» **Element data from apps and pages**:
+++
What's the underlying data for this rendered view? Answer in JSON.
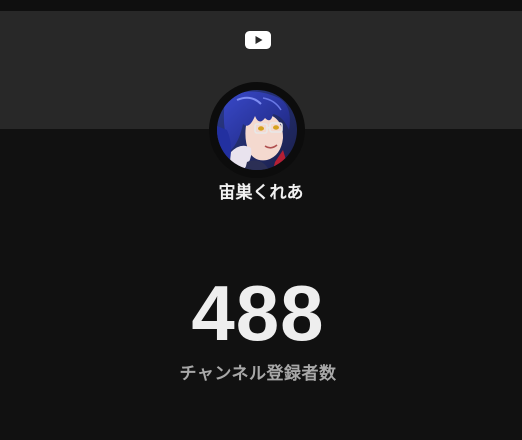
{
  "header": {
    "icon": "youtube-play-icon",
    "banner_color": "#282828"
  },
  "channel": {
    "name": "宙巣くれあ",
    "avatar": "channel-avatar"
  },
  "stats": {
    "subscriber_count": "488",
    "subscriber_label": "チャンネル登録者数"
  },
  "colors": {
    "background": "#111111",
    "count_text": "#eeeeee",
    "label_text": "#a8a8a8"
  }
}
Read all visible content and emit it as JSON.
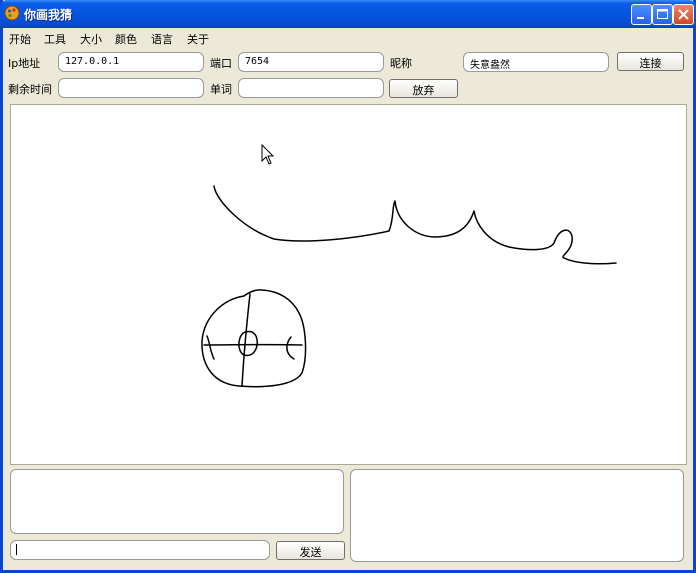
{
  "window": {
    "title": "你画我猜"
  },
  "menu": [
    "开始",
    "工具",
    "大小",
    "颜色",
    "语言",
    "关于"
  ],
  "connection": {
    "ip_label": "Ip地址",
    "ip_value": "127.0.0.1",
    "port_label": "端口",
    "port_value": "7654",
    "nickname_label": "昵称",
    "nickname_value": "失意盎然",
    "connect_button": "连接"
  },
  "game": {
    "time_label": "剩余时间",
    "time_value": "",
    "word_label": "单词",
    "word_value": "",
    "giveup_button": "放弃"
  },
  "chat": {
    "input_value": "",
    "send_button": "发送"
  },
  "colors": {
    "title_bar": "#0a5de8",
    "window_bg": "#ece9d8",
    "stroke": "#000000"
  },
  "icons": [
    "app-icon",
    "minimize-icon",
    "maximize-icon",
    "close-icon",
    "mouse-cursor-icon"
  ]
}
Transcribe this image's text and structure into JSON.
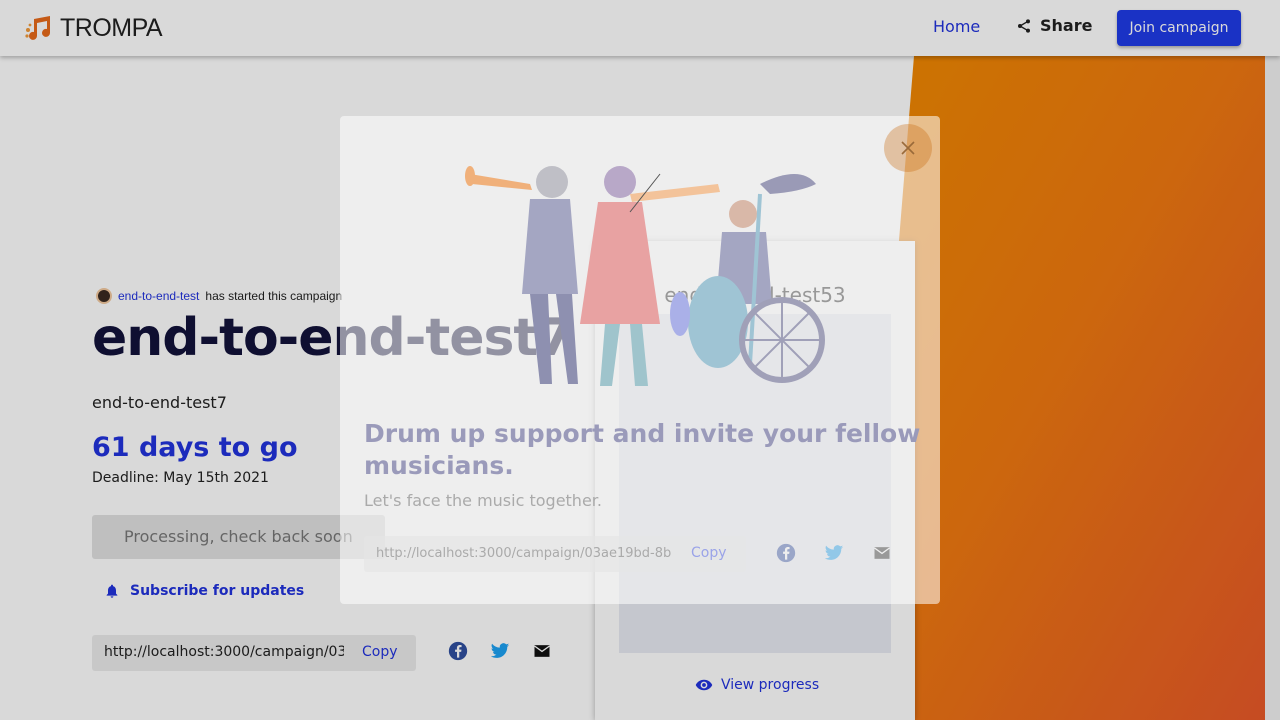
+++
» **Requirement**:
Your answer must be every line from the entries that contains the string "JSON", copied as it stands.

» **Answer to this problem**:
What's the underlying data for this rendered view? Answer in JSON.
Read all visible content and emit it as JSON.
Transcribe this image's text and structure into JSON.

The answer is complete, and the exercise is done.